Boris Johnson’s hopes of getting Commons backing for his Brexit deal have hit a major stumbling block after MPs voted for an amendment which could force him to seek another delay.
In a special Saturday sitting, the Commons voted by 322 to 306, majority 16, in favour of the amendment by the former Cabinet minister Sir Oliver Letwin withholding approval until legislation to implement the deal is in place.
Sir Oliver, one of the MPs to have the Tory whip withdrawn after rebelling on Brexit, said it was an “insurance policy” intended to ensure the UK cannot “crash out” of the EU on October 31 without a deal.
Under the terms of the so-called Benn Act, if he does not have agreement on a deal on Saturday, the Prime Minister is required to seek a further extension to the Article 50 withdrawal process until the end of January.
It is expected that the whips will now order Conservative MPs home without voting on the the main motion to approve the deal.
Ministers have signalled that they will press ahead with plans to table the legislation next week with a view to securing Britain’s departure by the end of the month.
In response to the result, Mr Johnson said he would not re-negotiate his deal with the EU and said he would do “all he can to get Brexit done on October 31st”.

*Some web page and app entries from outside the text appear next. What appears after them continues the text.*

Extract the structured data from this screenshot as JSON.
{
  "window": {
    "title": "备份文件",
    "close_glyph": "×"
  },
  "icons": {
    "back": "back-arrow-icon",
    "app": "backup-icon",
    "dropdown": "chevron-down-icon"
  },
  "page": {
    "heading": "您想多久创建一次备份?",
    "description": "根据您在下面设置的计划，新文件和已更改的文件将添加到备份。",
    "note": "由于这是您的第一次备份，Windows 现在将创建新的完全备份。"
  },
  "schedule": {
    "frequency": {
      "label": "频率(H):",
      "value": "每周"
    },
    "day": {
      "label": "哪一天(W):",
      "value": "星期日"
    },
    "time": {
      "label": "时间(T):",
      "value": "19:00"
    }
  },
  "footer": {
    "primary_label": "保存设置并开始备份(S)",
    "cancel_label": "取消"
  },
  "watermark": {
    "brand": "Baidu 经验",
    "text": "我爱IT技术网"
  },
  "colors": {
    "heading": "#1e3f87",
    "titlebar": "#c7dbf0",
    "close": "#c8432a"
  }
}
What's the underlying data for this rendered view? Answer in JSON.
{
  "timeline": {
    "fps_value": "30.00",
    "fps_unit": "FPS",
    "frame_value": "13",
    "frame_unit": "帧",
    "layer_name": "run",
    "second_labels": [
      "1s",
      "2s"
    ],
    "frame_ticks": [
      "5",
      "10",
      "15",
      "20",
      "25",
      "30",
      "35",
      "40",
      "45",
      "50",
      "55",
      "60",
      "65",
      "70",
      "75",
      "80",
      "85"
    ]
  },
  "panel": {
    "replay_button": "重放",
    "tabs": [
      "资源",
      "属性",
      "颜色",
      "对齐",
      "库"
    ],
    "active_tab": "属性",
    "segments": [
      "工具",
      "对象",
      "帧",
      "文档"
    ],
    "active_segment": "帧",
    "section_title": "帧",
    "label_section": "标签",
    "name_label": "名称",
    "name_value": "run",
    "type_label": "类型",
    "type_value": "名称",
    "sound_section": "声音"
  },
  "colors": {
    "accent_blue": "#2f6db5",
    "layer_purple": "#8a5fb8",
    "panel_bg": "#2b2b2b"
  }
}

He told the Commons: “It has been a very important debate, an exceptional moment for our country, an exceptional moment for our Parliament.
“Alas, the opportunity to have a meaningful vote has effectively been passed up because the meaningful vote has been voided of meaning.
“But I wish the House to know that I am not daunted or dismayed by this particular result and I think it probably became likely once it became obvious that the amendment from my right honourable friend, the member for West Dorset was going to remain on the order paper.
“I continue in the very strong belief that the best thing for the UK, and for the whole of Europe is for us to leave with this new deal on October 31, and to anticipate the questions that are coming from the benches opposite, I will not negotiate a delay with the EU.”
The results came at the end of a lengthy debate which began at 9.30am this morning.
It is the first weekend sitting of the UK parliament since 1982.